It’s both alarming and sad that opioid overdoses are now such a problem on Whidbey Island that a variety of government employees carry Narcan, which is the brand name for the opioid-antidote drug naloxone. Unfortunately, it’s become a fact of life not just here, but across the nation.

But we say the more access to Narcan in the community, the better.

We commend Amerigroup Washington, an Apple Health insurance provider, for awarding Island County government a $7,500 grant to purchase 100 naloxone kits. The county’s opioid outreach team will be able to get them in the right hands.

Individuals who know someone at risk of overdosing should also consider keeping Narcan on hand.

It’s available without a prescription, and Washington state law allows people to possess and administer naloxone with immunity from liability.

There is, however, more involved in saving lives than squirting the drug up someone’s nose. As Island County health officer Dr. Brad Thomas points out, CPR is almost always an equally important part in saving a victim of overdose.

Each of the fire districts on the island, as well as WhidbeyHealth, offer classes on the life-saving procedure, making it easy to learn how to properly perform CPR.

Relatives and friends of those hooked on heroin or pain killers shouldn’t feel guilty about preparing for the possibility of an overdose. And the idea that having Narcan available somehow encourages opioid use is proven to be a myth.

How many of us have lost loved ones to opioids?

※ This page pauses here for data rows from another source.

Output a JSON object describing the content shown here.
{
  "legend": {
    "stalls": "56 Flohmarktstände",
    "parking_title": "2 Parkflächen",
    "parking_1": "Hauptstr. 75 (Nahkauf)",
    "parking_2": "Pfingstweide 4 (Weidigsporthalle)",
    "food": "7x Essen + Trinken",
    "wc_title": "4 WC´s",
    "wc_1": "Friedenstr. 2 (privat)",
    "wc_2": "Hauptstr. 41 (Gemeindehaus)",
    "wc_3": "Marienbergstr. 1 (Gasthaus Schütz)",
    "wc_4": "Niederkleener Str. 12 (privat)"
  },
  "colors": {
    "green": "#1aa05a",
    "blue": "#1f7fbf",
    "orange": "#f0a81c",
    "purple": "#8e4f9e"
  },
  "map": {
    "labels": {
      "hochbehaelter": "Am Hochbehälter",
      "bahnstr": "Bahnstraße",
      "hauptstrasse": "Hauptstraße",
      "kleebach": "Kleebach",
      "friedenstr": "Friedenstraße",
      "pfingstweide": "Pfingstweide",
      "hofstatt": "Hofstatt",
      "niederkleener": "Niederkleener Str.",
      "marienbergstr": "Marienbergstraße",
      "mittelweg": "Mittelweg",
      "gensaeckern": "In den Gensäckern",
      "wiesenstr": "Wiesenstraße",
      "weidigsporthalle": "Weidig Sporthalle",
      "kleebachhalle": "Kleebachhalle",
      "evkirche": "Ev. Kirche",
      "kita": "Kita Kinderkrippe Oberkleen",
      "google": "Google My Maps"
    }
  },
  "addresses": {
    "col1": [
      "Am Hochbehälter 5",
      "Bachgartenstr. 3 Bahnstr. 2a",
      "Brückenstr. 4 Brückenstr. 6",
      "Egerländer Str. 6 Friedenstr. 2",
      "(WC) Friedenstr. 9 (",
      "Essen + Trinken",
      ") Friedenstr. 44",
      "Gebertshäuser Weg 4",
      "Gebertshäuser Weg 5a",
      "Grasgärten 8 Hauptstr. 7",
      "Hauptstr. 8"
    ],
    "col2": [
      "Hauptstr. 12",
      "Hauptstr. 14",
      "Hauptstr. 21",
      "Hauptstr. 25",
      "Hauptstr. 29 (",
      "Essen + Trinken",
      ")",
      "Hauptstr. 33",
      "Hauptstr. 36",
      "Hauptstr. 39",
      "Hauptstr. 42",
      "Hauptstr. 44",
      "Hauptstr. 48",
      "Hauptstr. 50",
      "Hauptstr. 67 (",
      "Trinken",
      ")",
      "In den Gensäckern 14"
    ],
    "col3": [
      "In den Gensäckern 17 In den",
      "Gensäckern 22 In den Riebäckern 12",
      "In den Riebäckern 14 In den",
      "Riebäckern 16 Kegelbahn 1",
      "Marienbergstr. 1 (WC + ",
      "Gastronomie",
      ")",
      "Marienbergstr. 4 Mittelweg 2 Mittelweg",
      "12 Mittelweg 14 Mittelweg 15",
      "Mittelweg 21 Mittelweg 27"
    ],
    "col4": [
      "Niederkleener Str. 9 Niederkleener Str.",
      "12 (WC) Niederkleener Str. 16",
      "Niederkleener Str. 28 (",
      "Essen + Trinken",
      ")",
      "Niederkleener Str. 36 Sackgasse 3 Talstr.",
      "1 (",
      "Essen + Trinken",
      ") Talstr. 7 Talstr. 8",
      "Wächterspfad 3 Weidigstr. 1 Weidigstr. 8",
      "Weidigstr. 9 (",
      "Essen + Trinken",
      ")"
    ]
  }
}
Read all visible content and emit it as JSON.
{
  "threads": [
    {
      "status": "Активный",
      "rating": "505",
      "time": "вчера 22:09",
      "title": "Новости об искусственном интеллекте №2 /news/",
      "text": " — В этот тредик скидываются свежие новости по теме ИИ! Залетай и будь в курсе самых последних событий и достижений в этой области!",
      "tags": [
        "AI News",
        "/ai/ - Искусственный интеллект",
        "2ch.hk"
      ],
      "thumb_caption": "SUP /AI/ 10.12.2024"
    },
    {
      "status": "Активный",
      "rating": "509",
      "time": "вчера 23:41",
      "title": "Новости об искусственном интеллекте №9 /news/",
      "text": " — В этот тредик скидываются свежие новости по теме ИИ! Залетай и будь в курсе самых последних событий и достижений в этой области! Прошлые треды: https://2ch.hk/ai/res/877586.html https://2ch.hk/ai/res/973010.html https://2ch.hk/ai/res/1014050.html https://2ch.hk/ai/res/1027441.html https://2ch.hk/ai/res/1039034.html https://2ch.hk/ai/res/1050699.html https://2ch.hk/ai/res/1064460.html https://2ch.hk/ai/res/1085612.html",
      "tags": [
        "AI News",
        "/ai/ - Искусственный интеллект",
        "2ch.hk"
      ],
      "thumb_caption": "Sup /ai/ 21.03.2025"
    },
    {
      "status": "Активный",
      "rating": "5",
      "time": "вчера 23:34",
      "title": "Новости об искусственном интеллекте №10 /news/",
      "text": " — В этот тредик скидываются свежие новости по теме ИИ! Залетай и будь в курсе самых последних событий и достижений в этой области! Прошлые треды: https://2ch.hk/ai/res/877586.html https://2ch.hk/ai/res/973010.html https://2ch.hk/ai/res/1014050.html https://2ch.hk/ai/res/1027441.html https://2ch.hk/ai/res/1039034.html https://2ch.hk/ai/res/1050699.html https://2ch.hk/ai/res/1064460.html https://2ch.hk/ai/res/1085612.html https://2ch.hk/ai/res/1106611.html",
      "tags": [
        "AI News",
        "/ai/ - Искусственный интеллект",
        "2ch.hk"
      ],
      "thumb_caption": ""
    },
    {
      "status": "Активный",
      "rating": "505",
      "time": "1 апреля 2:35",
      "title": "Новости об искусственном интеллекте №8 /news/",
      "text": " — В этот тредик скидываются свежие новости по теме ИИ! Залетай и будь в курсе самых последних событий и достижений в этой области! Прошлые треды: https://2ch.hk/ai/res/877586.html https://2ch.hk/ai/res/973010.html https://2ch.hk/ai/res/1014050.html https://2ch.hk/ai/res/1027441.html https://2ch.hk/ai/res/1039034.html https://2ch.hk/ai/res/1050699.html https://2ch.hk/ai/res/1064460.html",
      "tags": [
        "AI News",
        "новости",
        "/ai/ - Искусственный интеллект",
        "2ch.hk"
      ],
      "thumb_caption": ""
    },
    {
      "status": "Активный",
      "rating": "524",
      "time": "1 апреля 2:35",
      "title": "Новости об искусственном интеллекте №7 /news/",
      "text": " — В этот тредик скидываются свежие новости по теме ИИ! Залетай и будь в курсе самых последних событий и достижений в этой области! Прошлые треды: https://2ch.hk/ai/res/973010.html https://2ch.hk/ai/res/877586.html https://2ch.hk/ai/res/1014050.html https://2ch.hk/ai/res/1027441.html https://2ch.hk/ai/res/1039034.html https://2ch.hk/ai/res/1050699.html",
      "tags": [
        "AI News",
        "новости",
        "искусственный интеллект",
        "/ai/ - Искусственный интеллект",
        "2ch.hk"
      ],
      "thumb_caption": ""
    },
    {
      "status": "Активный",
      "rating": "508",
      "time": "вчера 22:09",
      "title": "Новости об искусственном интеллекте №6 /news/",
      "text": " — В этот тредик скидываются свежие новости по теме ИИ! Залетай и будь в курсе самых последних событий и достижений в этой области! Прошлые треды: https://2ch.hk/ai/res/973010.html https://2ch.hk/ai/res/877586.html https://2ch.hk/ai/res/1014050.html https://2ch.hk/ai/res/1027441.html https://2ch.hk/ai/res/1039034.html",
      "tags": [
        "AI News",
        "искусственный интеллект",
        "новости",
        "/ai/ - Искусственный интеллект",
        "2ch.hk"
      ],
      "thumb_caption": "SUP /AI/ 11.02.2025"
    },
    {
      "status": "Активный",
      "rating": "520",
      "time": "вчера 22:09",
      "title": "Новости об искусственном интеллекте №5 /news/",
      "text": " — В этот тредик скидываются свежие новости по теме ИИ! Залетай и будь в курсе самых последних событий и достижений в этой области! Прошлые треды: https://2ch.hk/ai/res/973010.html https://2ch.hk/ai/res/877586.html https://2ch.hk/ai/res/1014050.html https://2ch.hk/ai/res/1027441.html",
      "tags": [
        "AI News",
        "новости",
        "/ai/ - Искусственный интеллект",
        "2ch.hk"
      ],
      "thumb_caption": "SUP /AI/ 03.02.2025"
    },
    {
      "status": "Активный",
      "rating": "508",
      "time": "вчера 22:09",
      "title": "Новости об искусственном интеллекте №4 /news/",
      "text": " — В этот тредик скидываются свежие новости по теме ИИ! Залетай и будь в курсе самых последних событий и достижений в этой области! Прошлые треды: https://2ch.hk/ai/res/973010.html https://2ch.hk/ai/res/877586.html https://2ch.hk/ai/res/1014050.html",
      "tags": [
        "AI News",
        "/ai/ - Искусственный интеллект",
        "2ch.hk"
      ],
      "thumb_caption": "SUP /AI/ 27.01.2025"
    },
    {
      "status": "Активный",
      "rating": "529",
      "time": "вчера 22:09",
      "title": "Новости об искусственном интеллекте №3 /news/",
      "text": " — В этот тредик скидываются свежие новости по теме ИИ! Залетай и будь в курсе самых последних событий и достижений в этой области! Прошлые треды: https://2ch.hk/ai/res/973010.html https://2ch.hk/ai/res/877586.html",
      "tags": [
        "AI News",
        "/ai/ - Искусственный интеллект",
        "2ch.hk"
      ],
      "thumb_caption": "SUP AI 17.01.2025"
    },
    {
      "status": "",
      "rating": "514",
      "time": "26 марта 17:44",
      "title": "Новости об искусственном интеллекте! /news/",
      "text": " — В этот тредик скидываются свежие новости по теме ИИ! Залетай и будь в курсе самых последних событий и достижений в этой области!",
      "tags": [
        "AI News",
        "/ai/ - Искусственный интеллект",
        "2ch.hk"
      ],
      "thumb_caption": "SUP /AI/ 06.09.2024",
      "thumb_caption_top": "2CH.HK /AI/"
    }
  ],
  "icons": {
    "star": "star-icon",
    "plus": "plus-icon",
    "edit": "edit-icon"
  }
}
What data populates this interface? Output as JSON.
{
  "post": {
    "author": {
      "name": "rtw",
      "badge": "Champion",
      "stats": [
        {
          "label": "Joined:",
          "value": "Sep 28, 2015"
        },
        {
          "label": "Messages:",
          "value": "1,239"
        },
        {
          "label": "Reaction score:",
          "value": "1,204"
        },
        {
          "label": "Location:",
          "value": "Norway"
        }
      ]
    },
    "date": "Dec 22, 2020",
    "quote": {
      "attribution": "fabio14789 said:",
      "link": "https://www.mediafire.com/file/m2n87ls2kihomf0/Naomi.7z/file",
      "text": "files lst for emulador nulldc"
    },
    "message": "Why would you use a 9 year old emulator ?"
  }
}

And how many of us would give anything to have had a means of saving their lives — giving them a chance at a new start?

Nobody can force others to stop using drugs, but it is possible to be prepared in the event their lives need saving.